McChrystal moved to bring most special operations troops in Afghanistan under his direct control in mid-March. Previously, Special Forces had reported to a separate chain of command.
It was unclear whether that move was directly linked to the February incident in Uruzgan, but Afghan officials and some commanders of conventional U.S. forces have criticized special operations units for causing a disproportionate number of civilian casualties.
The investigation also criticized the special operations headquarters in Afghanistan for initially refusing to report the likelihood that civilians had been killed despite video from a Predator drone showing women and children at the scene. The helicopters called in to destroy the vehicles also reported that they stopped firing after they noticed bright clothing and suspected women were present.
The civilian casualties were only reported up the chain of command as required some 12 hours later by a surgeon treating survivors who had been evacuated to a U.S. hospital, the report said.
According to the U.S. investigation, 23 men were killed in the airstrike while 12 people were injured, including a woman and three children. The Afghan cabinet has said 27 people were killed, including four women and a child. The bodies of the deceased were turned over to local officials at the scene.
McChrystal has repeatedly said civilian casualties deeply undermine the U.S. mission in Afghanistan and has apologized for the February incident several times, including in a televised video address. Civilian casualties from airstrikes have declined this year after McChrystal issued tougher rules on the use of air power.

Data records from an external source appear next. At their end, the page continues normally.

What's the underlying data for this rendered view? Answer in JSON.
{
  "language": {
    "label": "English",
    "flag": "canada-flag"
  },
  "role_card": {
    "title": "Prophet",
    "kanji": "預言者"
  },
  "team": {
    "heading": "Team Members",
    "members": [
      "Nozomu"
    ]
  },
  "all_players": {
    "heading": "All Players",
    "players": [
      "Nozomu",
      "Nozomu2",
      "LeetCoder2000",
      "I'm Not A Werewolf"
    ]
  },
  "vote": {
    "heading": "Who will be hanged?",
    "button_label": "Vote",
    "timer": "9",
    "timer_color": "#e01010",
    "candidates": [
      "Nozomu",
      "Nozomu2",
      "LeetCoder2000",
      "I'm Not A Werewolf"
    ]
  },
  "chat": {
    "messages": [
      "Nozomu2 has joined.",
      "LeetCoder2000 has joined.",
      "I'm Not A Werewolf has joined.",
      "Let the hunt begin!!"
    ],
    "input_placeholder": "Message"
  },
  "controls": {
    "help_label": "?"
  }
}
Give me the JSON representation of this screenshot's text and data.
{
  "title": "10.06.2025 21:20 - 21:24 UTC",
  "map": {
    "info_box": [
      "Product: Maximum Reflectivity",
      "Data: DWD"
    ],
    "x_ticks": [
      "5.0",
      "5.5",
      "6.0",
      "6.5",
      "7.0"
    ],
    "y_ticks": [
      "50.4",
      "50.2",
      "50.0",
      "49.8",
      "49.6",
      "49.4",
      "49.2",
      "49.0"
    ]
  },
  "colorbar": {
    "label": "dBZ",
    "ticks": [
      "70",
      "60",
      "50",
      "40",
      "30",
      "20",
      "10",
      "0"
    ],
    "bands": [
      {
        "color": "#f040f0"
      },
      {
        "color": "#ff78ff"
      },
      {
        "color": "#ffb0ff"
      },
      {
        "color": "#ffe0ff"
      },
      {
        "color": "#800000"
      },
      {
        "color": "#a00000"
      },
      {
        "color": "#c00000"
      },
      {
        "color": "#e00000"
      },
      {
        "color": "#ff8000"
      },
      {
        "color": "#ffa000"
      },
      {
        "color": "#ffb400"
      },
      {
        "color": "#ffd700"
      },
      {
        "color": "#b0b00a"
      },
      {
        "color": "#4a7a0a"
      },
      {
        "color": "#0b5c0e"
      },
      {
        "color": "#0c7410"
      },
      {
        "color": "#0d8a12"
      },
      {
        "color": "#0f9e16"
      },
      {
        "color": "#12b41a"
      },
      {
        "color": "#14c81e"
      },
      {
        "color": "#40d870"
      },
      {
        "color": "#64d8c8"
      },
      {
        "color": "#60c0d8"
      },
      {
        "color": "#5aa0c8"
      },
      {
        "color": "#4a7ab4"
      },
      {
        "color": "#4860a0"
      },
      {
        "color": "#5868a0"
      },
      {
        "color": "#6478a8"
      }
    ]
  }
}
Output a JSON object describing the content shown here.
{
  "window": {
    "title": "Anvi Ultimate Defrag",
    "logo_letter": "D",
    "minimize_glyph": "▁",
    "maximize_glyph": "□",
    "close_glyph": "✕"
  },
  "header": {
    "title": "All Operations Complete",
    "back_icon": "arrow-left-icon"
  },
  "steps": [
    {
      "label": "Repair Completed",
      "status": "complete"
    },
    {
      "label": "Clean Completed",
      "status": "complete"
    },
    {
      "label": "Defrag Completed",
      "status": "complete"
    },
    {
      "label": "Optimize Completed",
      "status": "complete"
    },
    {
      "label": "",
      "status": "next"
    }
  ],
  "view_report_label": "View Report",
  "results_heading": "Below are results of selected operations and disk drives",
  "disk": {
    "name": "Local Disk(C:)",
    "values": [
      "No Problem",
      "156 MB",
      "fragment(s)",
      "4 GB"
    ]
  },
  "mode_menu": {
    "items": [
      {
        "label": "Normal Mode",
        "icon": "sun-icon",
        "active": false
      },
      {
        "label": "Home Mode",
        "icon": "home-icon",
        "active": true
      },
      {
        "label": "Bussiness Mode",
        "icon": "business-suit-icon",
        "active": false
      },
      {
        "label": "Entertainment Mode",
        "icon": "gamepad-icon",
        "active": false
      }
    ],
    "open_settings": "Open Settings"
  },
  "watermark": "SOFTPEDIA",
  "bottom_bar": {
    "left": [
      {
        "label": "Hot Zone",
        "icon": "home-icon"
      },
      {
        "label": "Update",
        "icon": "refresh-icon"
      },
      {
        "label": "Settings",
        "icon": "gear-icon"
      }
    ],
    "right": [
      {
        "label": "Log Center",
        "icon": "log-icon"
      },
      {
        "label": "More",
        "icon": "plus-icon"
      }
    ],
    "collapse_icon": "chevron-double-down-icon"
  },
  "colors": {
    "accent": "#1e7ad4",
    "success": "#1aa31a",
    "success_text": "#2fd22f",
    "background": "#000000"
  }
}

The investigation recommended improvements to pre-deployment training for troops heading to Afghanistan and called on the Air Force to “quickly codify command level guidance” on the use of aerial drones.